Brenda recently told friends that she felt like "such a failure."  Each one disagreed vehemently and emphatically stated "You fought the banks longer and harder than anyone. You are our hero."

Brenda is battered but not beaten, scared but not paralyzed, overwhelmed at times.

If you have words of wisdom or ideas for making her future brighter, please contact Brenda at brendahreed@gmail.com

Brenda will appreciate your sharing this across the land.

                             
Reed's Home Reconstructed after the Oakland Firestorm



























3 comments:

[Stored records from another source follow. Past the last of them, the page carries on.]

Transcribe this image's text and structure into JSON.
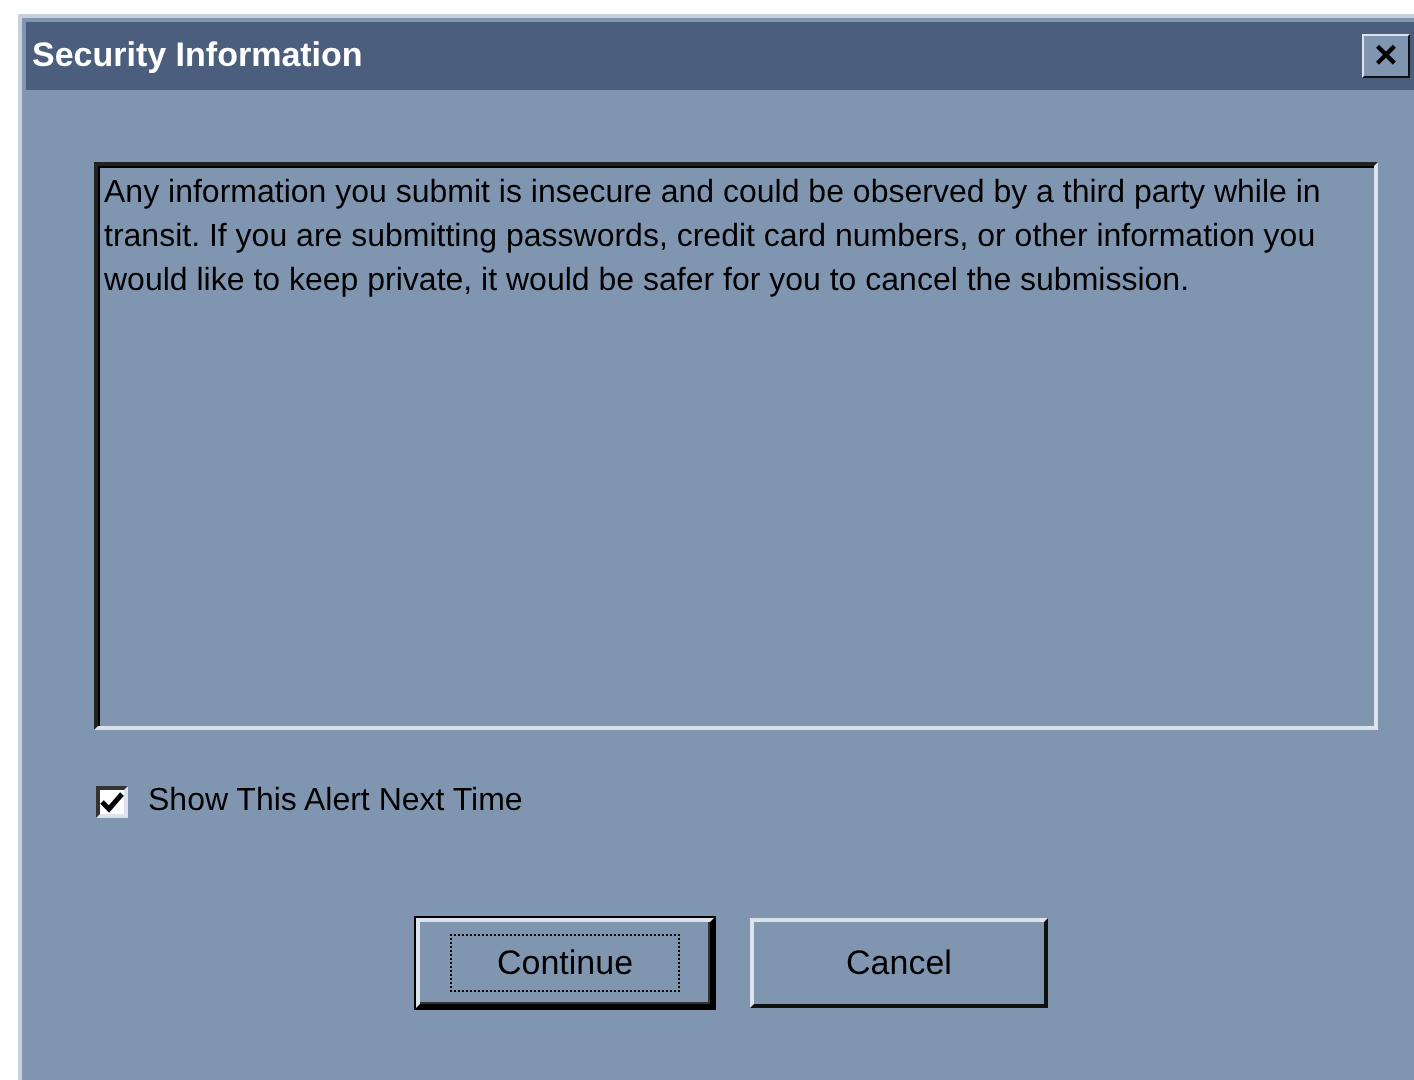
{
  "window": {
    "title": "Security Information",
    "close": "×"
  },
  "message": "Any information you submit is insecure and could be observed by a third party while in transit. If you are submitting passwords, credit card numbers, or other information you would like to keep private, it would be safer for you to cancel the submission.",
  "checkbox": {
    "label": "Show This Alert Next Time",
    "checked": true
  },
  "buttons": [
    {
      "label": "Continue",
      "selected": true
    },
    {
      "label": "Cancel",
      "selected": false
    }
  ]
}
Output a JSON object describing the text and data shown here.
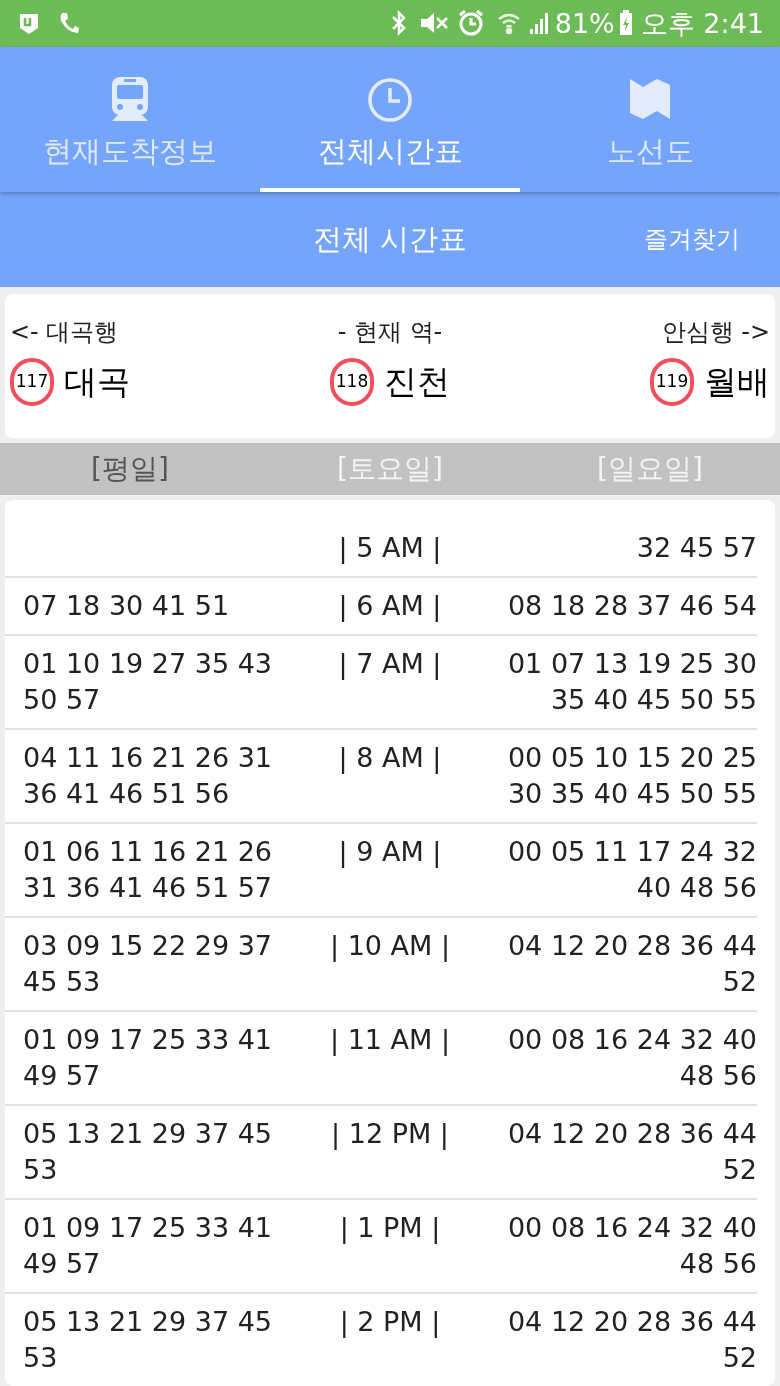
{
  "status_bar": {
    "battery": "81%",
    "time": "오후 2:41"
  },
  "tabs": [
    {
      "label": "현재도착정보",
      "kind": "train",
      "selected": false
    },
    {
      "label": "전체시간표",
      "kind": "clock",
      "selected": true
    },
    {
      "label": "노선도",
      "kind": "map",
      "selected": false
    }
  ],
  "header": {
    "title": "전체 시간표",
    "favorites": "즐겨찾기"
  },
  "stations": [
    {
      "direction": "<- 대곡행",
      "number": "117",
      "name": "대곡"
    },
    {
      "direction": "- 현재 역-",
      "number": "118",
      "name": "진천"
    },
    {
      "direction": "안심행 ->",
      "number": "119",
      "name": "월배"
    }
  ],
  "day_tabs": [
    {
      "label": "[평일]",
      "selected": true
    },
    {
      "label": "[토요일]",
      "selected": false
    },
    {
      "label": "[일요일]",
      "selected": false
    }
  ],
  "timetable": [
    {
      "hour": "| 5 AM |",
      "column_3": [
        "32 45 57"
      ]
    },
    {
      "column_1": [
        "07 18 30 41 51"
      ],
      "hour": "| 6 AM |",
      "column_3": [
        "08 18 28 37 46 54"
      ]
    },
    {
      "column_1": [
        "01 10 19 27 35 43",
        "50 57"
      ],
      "hour": "| 7 AM |",
      "column_3": [
        "01 07 13 19 25 30",
        "35 40 45 50 55"
      ]
    },
    {
      "column_1": [
        "04 11 16 21 26 31",
        "36 41 46 51 56"
      ],
      "hour": "| 8 AM |",
      "column_3": [
        "00 05 10 15 20 25",
        "30 35 40 45 50 55"
      ]
    },
    {
      "column_1": [
        "01 06 11 16 21 26",
        "31 36 41 46 51 57"
      ],
      "hour": "| 9 AM |",
      "column_3": [
        "00 05 11 17 24 32",
        "40 48 56"
      ]
    },
    {
      "column_1": [
        "03 09 15 22 29 37",
        "45 53"
      ],
      "hour": "| 10 AM |",
      "column_3": [
        "04 12 20 28 36 44",
        "52"
      ]
    },
    {
      "column_1": [
        "01 09 17 25 33 41",
        "49 57"
      ],
      "hour": "| 11 AM |",
      "column_3": [
        "00 08 16 24 32 40",
        "48 56"
      ]
    },
    {
      "column_1": [
        "05 13 21 29 37 45",
        "53"
      ],
      "hour": "| 12 PM |",
      "column_3": [
        "04 12 20 28 36 44",
        "52"
      ]
    },
    {
      "column_1": [
        "01 09 17 25 33 41",
        "49 57"
      ],
      "hour": "| 1 PM |",
      "column_3": [
        "00 08 16 24 32 40",
        "48 56"
      ]
    },
    {
      "column_1": [
        "05 13 21 29 37 45",
        "53"
      ],
      "hour": "| 2 PM |",
      "column_3": [
        "04 12 20 28 36 44",
        "52"
      ]
    }
  ]
}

  1. All courts have the inherent equitable power to vacate a judgment that has been obtained
    through the commission of fraud upon the court. Universal Oil Prods. Co. v. Root Ref. Co., 328
    U.S. 575, 580 (1946). However, “[b]ecause of their very potency, inherent powers must be
    exercised with restraint and discretion.” Chambers v. NASCO, Inc., 501 U.S. 32, 44 (1991).
    Almost all of the principles that govern a claim of fraud on the court find their genesis in
    Hazel-Atlas Glass Co. v. Hartford-Empire Co., 322 U.S. 238 (1944) [hereinafter Hazel-Atlas].
    In Hazel-Atlas, an attorney for Hartford wrote an article praising a Hartford product as an
    advance in the field, and arranged to have the article printed in a trade journal under the name of
    an ostensibly disinterested expert. Id. at 240. The Patent Office and the Third Circuit relied in
    part on this article in ruling in favor of Hartford in patent application and patent infringement
    cases. Id. at 240-41. The Supreme Court found conclusive evidence that this article was used for
    fraudulent purposes, and in granting relief to Hazel-Atlas explained that “[f]rom the beginning
    there has existed . . . a rule of equity to the effect that under certain circumstances, one of which
    is after-discovered fraud, relief will be granted against judgments regardless of the term of their
    entry.” Id. at 244. The Court further noted that:
    This is not simply a case of a judgment obtained with the aid of a witness who, on
    the basis of after-discovered evidence, is believed possibly to have been guilty of
    perjury. Here, even if we consider nothing but Hartford’s sworn admissions, we find
    a deliberately planned and carefully executed scheme to defraud not only the Patent
    Office but the Circuit Court of Appeals. Proof of the scheme, and of its complete
    success up to date, is conclusive.

    ReplyDelete
  2. http://www.bloomberg.com/news/articles/2016-01-05/jpmorgan-said-to-pay-48-million-fine-to-end-robosigning-saga

    ReplyDelete
  3. There is no statute of limitations for bringing a fraud upon the court claim. Hazel-Atlas,
    322 U.S. at 244. As a circuit court has explained, “a decision produced by fraud on the court is
    not in essence a decision at all and never becomes final.” Kenner v. Comm’r of Internal
    Revenue, 387 F.2d 689, 691 (7th Cir. 1968).

    ReplyDelete